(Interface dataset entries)

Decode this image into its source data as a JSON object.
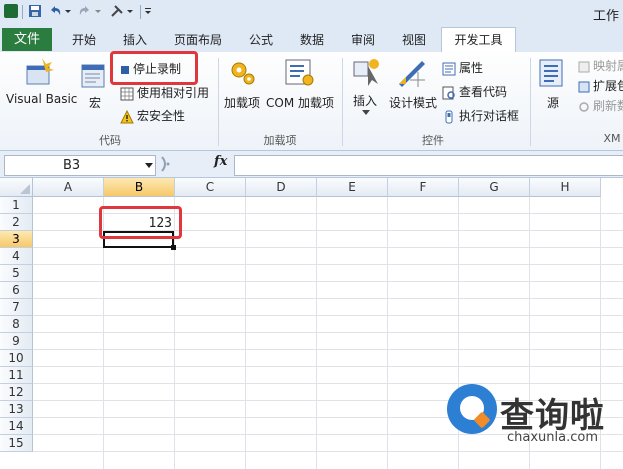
{
  "window": {
    "title": "工作"
  },
  "tabs": [
    {
      "label": "文件"
    },
    {
      "label": "开始"
    },
    {
      "label": "插入"
    },
    {
      "label": "页面布局"
    },
    {
      "label": "公式"
    },
    {
      "label": "数据"
    },
    {
      "label": "审阅"
    },
    {
      "label": "视图"
    },
    {
      "label": "开发工具"
    }
  ],
  "ribbon": {
    "code_group": {
      "label": "代码",
      "visual_basic": "Visual Basic",
      "macros": "宏",
      "stop_recording": "停止录制",
      "use_relative": "使用相对引用",
      "macro_security": "宏安全性"
    },
    "addins_group": {
      "label": "加载项",
      "addins": "加载项",
      "com_addins": "COM 加载项"
    },
    "controls_group": {
      "label": "控件",
      "insert": "插入",
      "design_mode": "设计模式",
      "properties": "属性",
      "view_code": "查看代码",
      "run_dialog": "执行对话框"
    },
    "xml_group": {
      "label": "XM",
      "source": "源",
      "map_props": "映射属",
      "expansion": "扩展包",
      "refresh": "刷新数"
    }
  },
  "formula_bar": {
    "name_box": "B3",
    "fx": "fx",
    "value": ""
  },
  "columns": [
    "A",
    "B",
    "C",
    "D",
    "E",
    "F",
    "G",
    "H"
  ],
  "rows": [
    "1",
    "2",
    "3",
    "4",
    "5",
    "6",
    "7",
    "8",
    "9",
    "10",
    "11",
    "12",
    "13",
    "14",
    "15"
  ],
  "cells": {
    "B2": "123"
  },
  "selection": {
    "column": "B",
    "row": "3"
  },
  "watermark": {
    "name": "查询啦",
    "url": "chaxunla.com"
  },
  "colors": {
    "file_tab": "#2a7d3f",
    "highlight": "#e0373c",
    "selected_header": "#f6c86a",
    "watermark": "#2d7fd3"
  }
}
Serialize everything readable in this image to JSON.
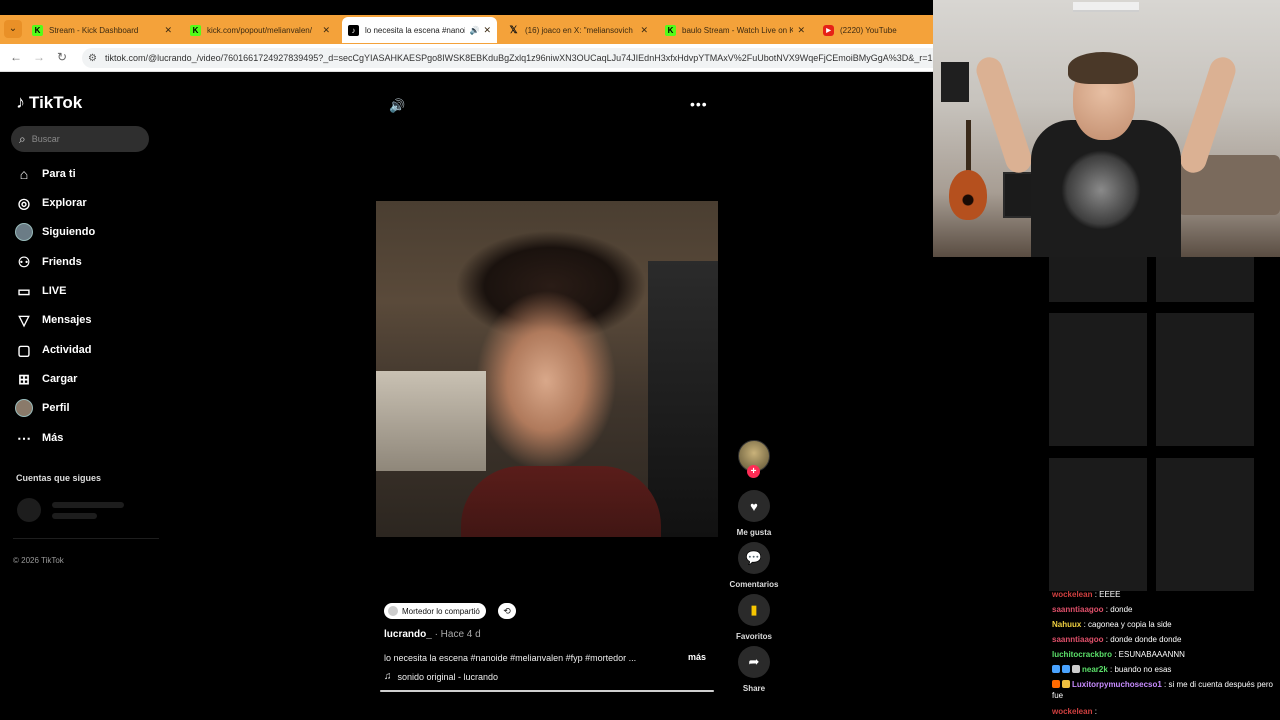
{
  "browser": {
    "tabs": [
      {
        "icon": "kick-favicon",
        "title": "Stream - Kick Dashboard",
        "active": false
      },
      {
        "icon": "kick-favicon",
        "title": "kick.com/popout/melianvalen/",
        "active": false
      },
      {
        "icon": "tiktok-favicon",
        "title": "lo necesita la escena #nanoi",
        "active": true
      },
      {
        "icon": "x-favicon",
        "title": "(16) joaco en X: \"meliansovich",
        "active": false
      },
      {
        "icon": "kick-favicon",
        "title": "baulo Stream - Watch Live on K",
        "active": false
      },
      {
        "icon": "youtube-favicon",
        "title": "(2220) YouTube",
        "active": false
      }
    ],
    "url": "tiktok.com/@lucrando_/video/7601661724927839495?_d=secCgYIASAHKAESPgo8IWSK8EBKduBgZxlq1z96niwXN3OUCaqLJu74JIEdnH3xfxHdvpYTMAxV%2FuUbotNVX9WqeFjCEmoiBMyGgA%3D&_r=1"
  },
  "sidebar": {
    "logo": "TikTok",
    "search_placeholder": "Buscar",
    "nav": [
      {
        "icon": "home-icon",
        "label": "Para ti"
      },
      {
        "icon": "compass-icon",
        "label": "Explorar"
      },
      {
        "icon": "following-avatar-icon",
        "label": "Siguiendo"
      },
      {
        "icon": "friends-icon",
        "label": "Friends"
      },
      {
        "icon": "live-icon",
        "label": "LIVE"
      },
      {
        "icon": "send-icon",
        "label": "Mensajes"
      },
      {
        "icon": "activity-icon",
        "label": "Actividad"
      },
      {
        "icon": "upload-icon",
        "label": "Cargar"
      },
      {
        "icon": "profile-avatar-icon",
        "label": "Perfil"
      },
      {
        "icon": "more-icon",
        "label": "Más"
      }
    ],
    "following_title": "Cuentas que sigues",
    "copyright": "© 2026 TikTok"
  },
  "video": {
    "actions": [
      {
        "icon": "heart-icon",
        "label": "Me gusta"
      },
      {
        "icon": "comment-icon",
        "label": "Comentarios"
      },
      {
        "icon": "bookmark-icon",
        "label": "Favoritos"
      },
      {
        "icon": "share-icon",
        "label": "Share"
      }
    ],
    "repost_label": "Mortedor lo compartió",
    "author": "lucrando_",
    "time": "· Hace 4 d",
    "description": "lo necesita la escena #nanoide #melianvalen #fyp #mortedor ...",
    "more_label": "más",
    "sound": "sonido original - lucrando",
    "progress": 1.0
  },
  "chat": [
    {
      "user": "wockelean",
      "color": "#d04040",
      "message": ": EEEE",
      "badges": []
    },
    {
      "user": "saanntiaagoo",
      "color": "#e0506a",
      "message": ": donde",
      "badges": []
    },
    {
      "user": "Nahuux",
      "color": "#f0d040",
      "message": ": cagonea y copia la side",
      "badges": []
    },
    {
      "user": "saanntiaagoo",
      "color": "#e0506a",
      "message": ": donde donde donde",
      "badges": []
    },
    {
      "user": "luchitocrackbro",
      "color": "#5be06a",
      "message": ": ESUNABAAANNN",
      "badges": []
    },
    {
      "user": "near2k",
      "color": "#5be06a",
      "message": ": buando no esas",
      "badges": [
        "#4aa3ff",
        "#4aa3ff",
        "#cccccc"
      ]
    },
    {
      "user": "Luxitorpymuchosecso1",
      "color": "#c88cff",
      "message": ": si me di cuenta después pero fue",
      "badges": [
        "#ff6a00",
        "#f0c040"
      ]
    },
    {
      "user": "wockelean",
      "color": "#d04040",
      "message": ":",
      "badges": []
    }
  ]
}
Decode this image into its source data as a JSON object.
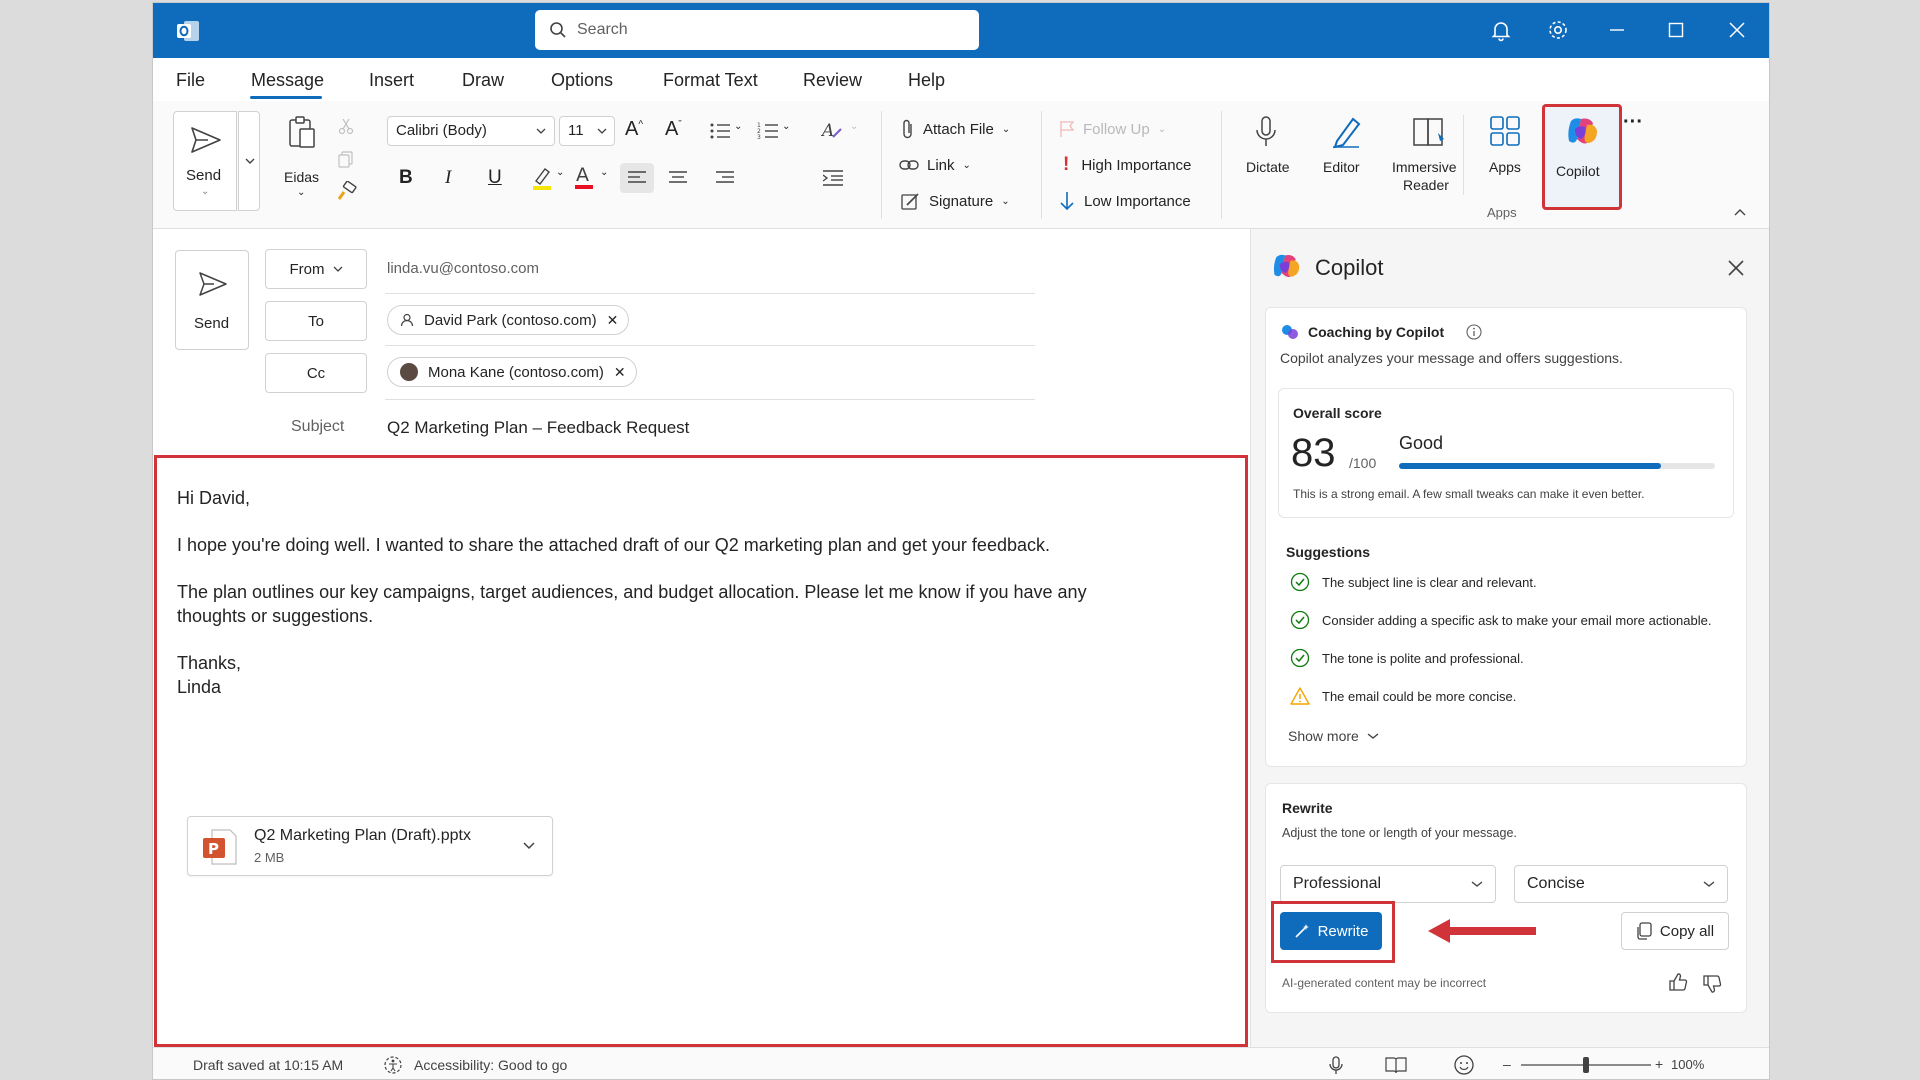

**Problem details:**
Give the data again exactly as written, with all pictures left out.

**Response for this exercise:**
Decode this image into its source data as a JSON object.
{
  "window": {
    "title": "工作"
  },
  "tabs": [
    {
      "label": "文件"
    },
    {
      "label": "开始"
    },
    {
      "label": "插入"
    },
    {
      "label": "页面布局"
    },
    {
      "label": "公式"
    },
    {
      "label": "数据"
    },
    {
      "label": "审阅"
    },
    {
      "label": "视图"
    },
    {
      "label": "开发工具"
    }
  ],
  "ribbon": {
    "code_group": {
      "label": "代码",
      "visual_basic": "Visual Basic",
      "macros": "宏",
      "stop_recording": "停止录制",
      "use_relative": "使用相对引用",
      "macro_security": "宏安全性"
    },
    "addins_group": {
      "label": "加载项",
      "addins": "加载项",
      "com_addins": "COM 加载项"
    },
    "controls_group": {
      "label": "控件",
      "insert": "插入",
      "design_mode": "设计模式",
      "properties": "属性",
      "view_code": "查看代码",
      "run_dialog": "执行对话框"
    },
    "xml_group": {
      "label": "XM",
      "source": "源",
      "map_props": "映射属",
      "expansion": "扩展包",
      "refresh": "刷新数"
    }
  },
  "formula_bar": {
    "name_box": "B3",
    "fx": "fx",
    "value": ""
  },
  "columns": [
    "A",
    "B",
    "C",
    "D",
    "E",
    "F",
    "G",
    "H"
  ],
  "rows": [
    "1",
    "2",
    "3",
    "4",
    "5",
    "6",
    "7",
    "8",
    "9",
    "10",
    "11",
    "12",
    "13",
    "14",
    "15"
  ],
  "cells": {
    "B2": "123"
  },
  "selection": {
    "column": "B",
    "row": "3"
  },
  "watermark": {
    "name": "查询啦",
    "url": "chaxunla.com"
  },
  "colors": {
    "file_tab": "#2a7d3f",
    "highlight": "#e0373c",
    "selected_header": "#f6c86a",
    "watermark": "#2d7fd3"
  }
}
Serialize everything readable in this image to JSON.
{
  "browser": {
    "tabs": [
      {
        "icon": "kick-favicon",
        "title": "Stream - Kick Dashboard",
        "active": false
      },
      {
        "icon": "kick-favicon",
        "title": "kick.com/popout/melianvalen/",
        "active": false
      },
      {
        "icon": "tiktok-favicon",
        "title": "lo necesita la escena #nanoi",
        "active": true
      },
      {
        "icon": "x-favicon",
        "title": "(16) joaco en X: \"meliansovich",
        "active": false
      },
      {
        "icon": "kick-favicon",
        "title": "baulo Stream - Watch Live on K",
        "active": false
      },
      {
        "icon": "youtube-favicon",
        "title": "(2220) YouTube",
        "active": false
      }
    ],
    "url": "tiktok.com/@lucrando_/video/7601661724927839495?_d=secCgYIASAHKAESPgo8IWSK8EBKduBgZxlq1z96niwXN3OUCaqLJu74JIEdnH3xfxHdvpYTMAxV%2FuUbotNVX9WqeFjCEmoiBMyGgA%3D&_r=1"
  },
  "sidebar": {
    "logo": "TikTok",
    "search_placeholder": "Buscar",
    "nav": [
      {
        "icon": "home-icon",
        "label": "Para ti"
      },
      {
        "icon": "compass-icon",
        "label": "Explorar"
      },
      {
        "icon": "following-avatar-icon",
        "label": "Siguiendo"
      },
      {
        "icon": "friends-icon",
        "label": "Friends"
      },
      {
        "icon": "live-icon",
        "label": "LIVE"
      },
      {
        "icon": "send-icon",
        "label": "Mensajes"
      },
      {
        "icon": "activity-icon",
        "label": "Actividad"
      },
      {
        "icon": "upload-icon",
        "label": "Cargar"
      },
      {
        "icon": "profile-avatar-icon",
        "label": "Perfil"
      },
      {
        "icon": "more-icon",
        "label": "Más"
      }
    ],
    "following_title": "Cuentas que sigues",
    "copyright": "© 2026 TikTok"
  },
  "video": {
    "actions": [
      {
        "icon": "heart-icon",
        "label": "Me gusta"
      },
      {
        "icon": "comment-icon",
        "label": "Comentarios"
      },
      {
        "icon": "bookmark-icon",
        "label": "Favoritos"
      },
      {
        "icon": "share-icon",
        "label": "Share"
      }
    ],
    "repost_label": "Mortedor lo compartió",
    "author": "lucrando_",
    "time": "· Hace 4 d",
    "description": "lo necesita la escena #nanoide #melianvalen #fyp #mortedor ...",
    "more_label": "más",
    "sound": "sonido original - lucrando",
    "progress": 1.0
  },
  "chat": [
    {
      "user": "wockelean",
      "color": "#d04040",
      "message": ": EEEE",
      "badges": []
    },
    {
      "user": "saanntiaagoo",
      "color": "#e0506a",
      "message": ": donde",
      "badges": []
    },
    {
      "user": "Nahuux",
      "color": "#f0d040",
      "message": ": cagonea y copia la side",
      "badges": []
    },
    {
      "user": "saanntiaagoo",
      "color": "#e0506a",
      "message": ": donde donde donde",
      "badges": []
    },
    {
      "user": "luchitocrackbro",
      "color": "#5be06a",
      "message": ": ESUNABAAANNN",
      "badges": []
    },
    {
      "user": "near2k",
      "color": "#5be06a",
      "message": ": buando no esas",
      "badges": [
        "#4aa3ff",
        "#4aa3ff",
        "#cccccc"
      ]
    },
    {
      "user": "Luxitorpymuchosecso1",
      "color": "#c88cff",
      "message": ": si me di cuenta después pero fue",
      "badges": [
        "#ff6a00",
        "#f0c040"
      ]
    },
    {
      "user": "wockelean",
      "color": "#d04040",
      "message": ":",
      "badges": []
    }
  ]
}
Decode this image into its source data as a JSON object.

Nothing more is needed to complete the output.